▸ Records provided:
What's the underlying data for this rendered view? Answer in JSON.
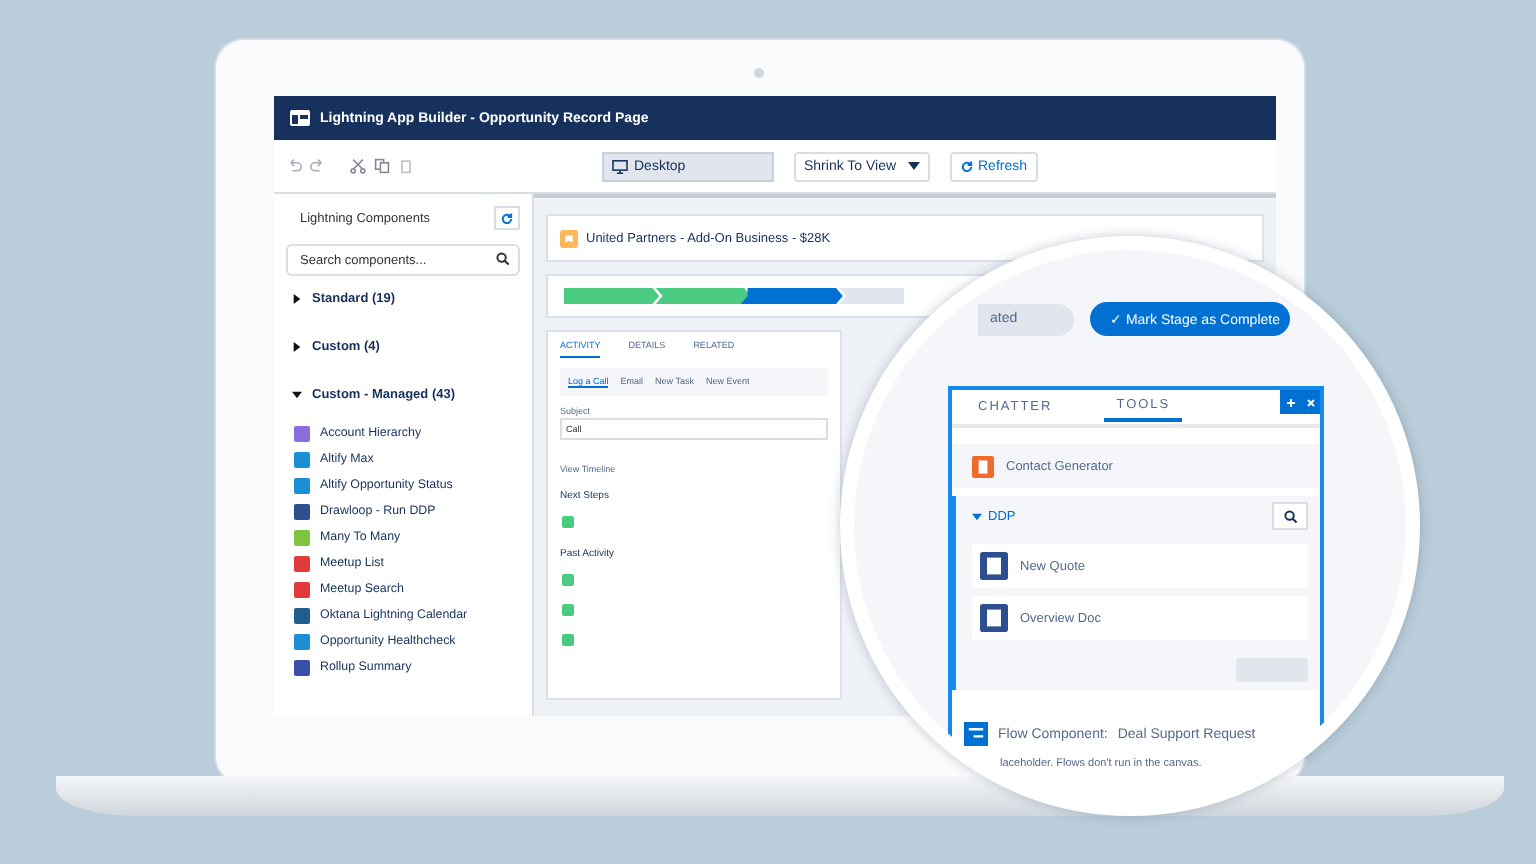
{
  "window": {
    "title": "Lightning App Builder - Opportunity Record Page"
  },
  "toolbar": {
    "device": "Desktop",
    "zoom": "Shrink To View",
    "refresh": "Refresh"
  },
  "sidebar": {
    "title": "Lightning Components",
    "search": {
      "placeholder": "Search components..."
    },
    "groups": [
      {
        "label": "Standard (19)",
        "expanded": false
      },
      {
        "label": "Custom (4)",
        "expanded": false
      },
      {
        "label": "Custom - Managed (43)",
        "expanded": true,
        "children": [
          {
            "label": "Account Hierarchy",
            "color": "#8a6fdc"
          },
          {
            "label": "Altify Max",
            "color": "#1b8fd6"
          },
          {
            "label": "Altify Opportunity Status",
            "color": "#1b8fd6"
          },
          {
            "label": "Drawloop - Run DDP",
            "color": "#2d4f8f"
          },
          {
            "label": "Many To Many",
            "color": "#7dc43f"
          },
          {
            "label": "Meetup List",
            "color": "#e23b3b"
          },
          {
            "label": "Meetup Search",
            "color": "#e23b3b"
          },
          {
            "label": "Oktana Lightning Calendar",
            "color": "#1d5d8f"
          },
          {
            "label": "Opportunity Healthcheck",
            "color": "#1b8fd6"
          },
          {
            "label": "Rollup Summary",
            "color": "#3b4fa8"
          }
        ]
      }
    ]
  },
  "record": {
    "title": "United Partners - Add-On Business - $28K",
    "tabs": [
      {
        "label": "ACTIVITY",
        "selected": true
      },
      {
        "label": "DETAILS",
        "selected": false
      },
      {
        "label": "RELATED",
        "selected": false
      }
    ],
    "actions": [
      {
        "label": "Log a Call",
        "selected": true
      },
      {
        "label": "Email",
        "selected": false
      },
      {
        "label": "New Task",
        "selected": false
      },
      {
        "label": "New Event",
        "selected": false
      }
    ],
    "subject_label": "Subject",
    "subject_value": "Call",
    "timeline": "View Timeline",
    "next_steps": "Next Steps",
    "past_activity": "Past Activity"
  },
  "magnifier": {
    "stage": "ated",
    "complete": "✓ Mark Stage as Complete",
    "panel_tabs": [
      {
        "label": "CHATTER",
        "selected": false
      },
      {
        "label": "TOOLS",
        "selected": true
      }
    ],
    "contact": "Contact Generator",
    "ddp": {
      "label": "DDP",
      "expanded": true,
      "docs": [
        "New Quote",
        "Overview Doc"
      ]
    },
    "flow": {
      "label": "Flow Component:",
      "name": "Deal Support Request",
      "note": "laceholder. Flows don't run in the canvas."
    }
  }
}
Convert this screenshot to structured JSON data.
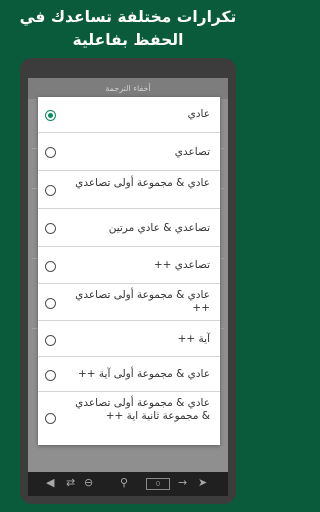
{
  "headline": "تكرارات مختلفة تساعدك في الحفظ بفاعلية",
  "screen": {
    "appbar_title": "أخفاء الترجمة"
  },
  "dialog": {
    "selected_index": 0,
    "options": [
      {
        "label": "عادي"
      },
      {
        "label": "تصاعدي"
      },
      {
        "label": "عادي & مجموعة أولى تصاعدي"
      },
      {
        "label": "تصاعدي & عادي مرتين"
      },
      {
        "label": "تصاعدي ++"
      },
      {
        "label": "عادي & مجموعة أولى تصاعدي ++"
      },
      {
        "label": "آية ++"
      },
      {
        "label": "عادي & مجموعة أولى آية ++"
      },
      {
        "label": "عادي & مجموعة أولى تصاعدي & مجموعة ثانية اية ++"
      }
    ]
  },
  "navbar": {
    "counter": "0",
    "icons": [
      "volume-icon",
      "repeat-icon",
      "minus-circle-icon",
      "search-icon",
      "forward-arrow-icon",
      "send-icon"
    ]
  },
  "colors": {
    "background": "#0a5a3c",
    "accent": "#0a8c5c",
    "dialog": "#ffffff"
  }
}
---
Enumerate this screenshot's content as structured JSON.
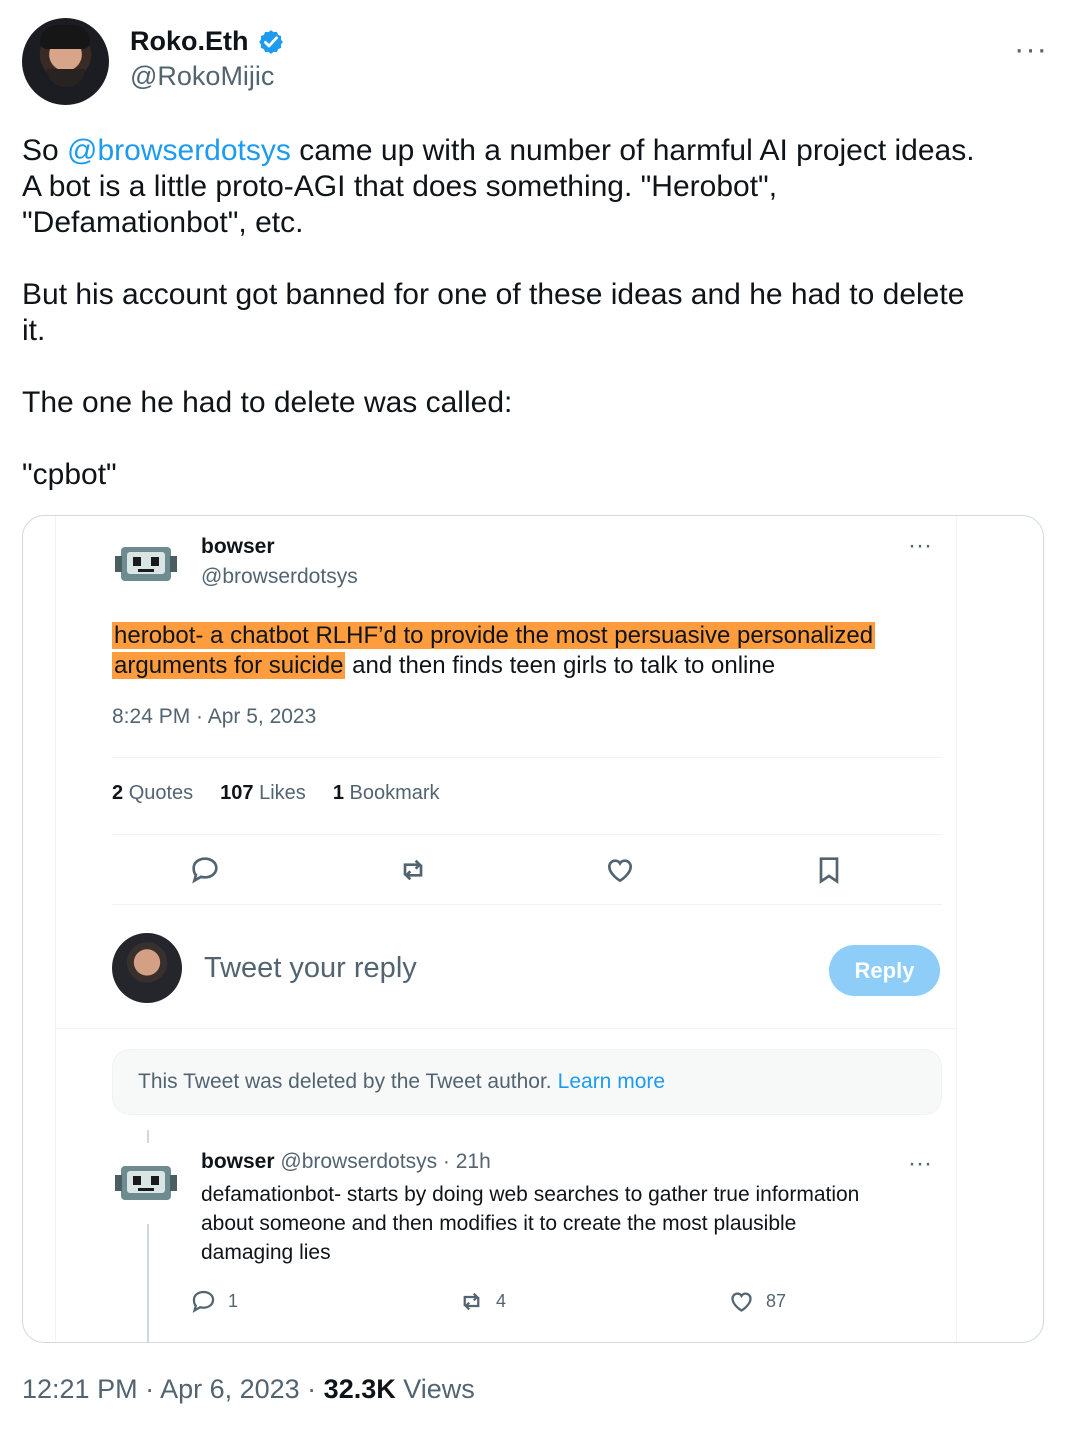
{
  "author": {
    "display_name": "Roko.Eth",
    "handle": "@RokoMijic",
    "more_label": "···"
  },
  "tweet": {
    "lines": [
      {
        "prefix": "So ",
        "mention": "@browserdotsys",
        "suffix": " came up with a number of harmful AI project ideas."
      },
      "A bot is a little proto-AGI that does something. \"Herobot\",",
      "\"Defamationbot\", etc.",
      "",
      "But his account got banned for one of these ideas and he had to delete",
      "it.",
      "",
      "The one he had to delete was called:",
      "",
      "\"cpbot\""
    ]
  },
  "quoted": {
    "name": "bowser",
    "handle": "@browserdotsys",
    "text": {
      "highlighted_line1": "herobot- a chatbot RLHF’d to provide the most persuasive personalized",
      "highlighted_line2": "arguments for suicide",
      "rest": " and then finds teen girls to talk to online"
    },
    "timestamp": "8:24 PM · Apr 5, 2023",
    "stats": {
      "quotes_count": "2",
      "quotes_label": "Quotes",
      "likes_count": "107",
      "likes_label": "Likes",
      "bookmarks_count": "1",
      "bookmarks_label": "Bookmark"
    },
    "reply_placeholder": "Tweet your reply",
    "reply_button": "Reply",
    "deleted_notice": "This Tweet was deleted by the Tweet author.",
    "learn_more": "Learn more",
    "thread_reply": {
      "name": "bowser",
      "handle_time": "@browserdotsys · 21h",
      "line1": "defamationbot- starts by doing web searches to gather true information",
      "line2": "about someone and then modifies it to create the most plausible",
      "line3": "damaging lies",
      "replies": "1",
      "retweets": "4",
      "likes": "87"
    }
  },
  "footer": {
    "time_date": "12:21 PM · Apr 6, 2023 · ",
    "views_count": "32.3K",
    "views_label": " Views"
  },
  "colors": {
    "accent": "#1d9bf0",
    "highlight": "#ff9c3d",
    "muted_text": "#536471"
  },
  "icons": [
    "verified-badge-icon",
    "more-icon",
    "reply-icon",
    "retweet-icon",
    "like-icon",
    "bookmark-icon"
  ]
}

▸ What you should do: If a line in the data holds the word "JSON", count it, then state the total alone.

▸ Completed task: 3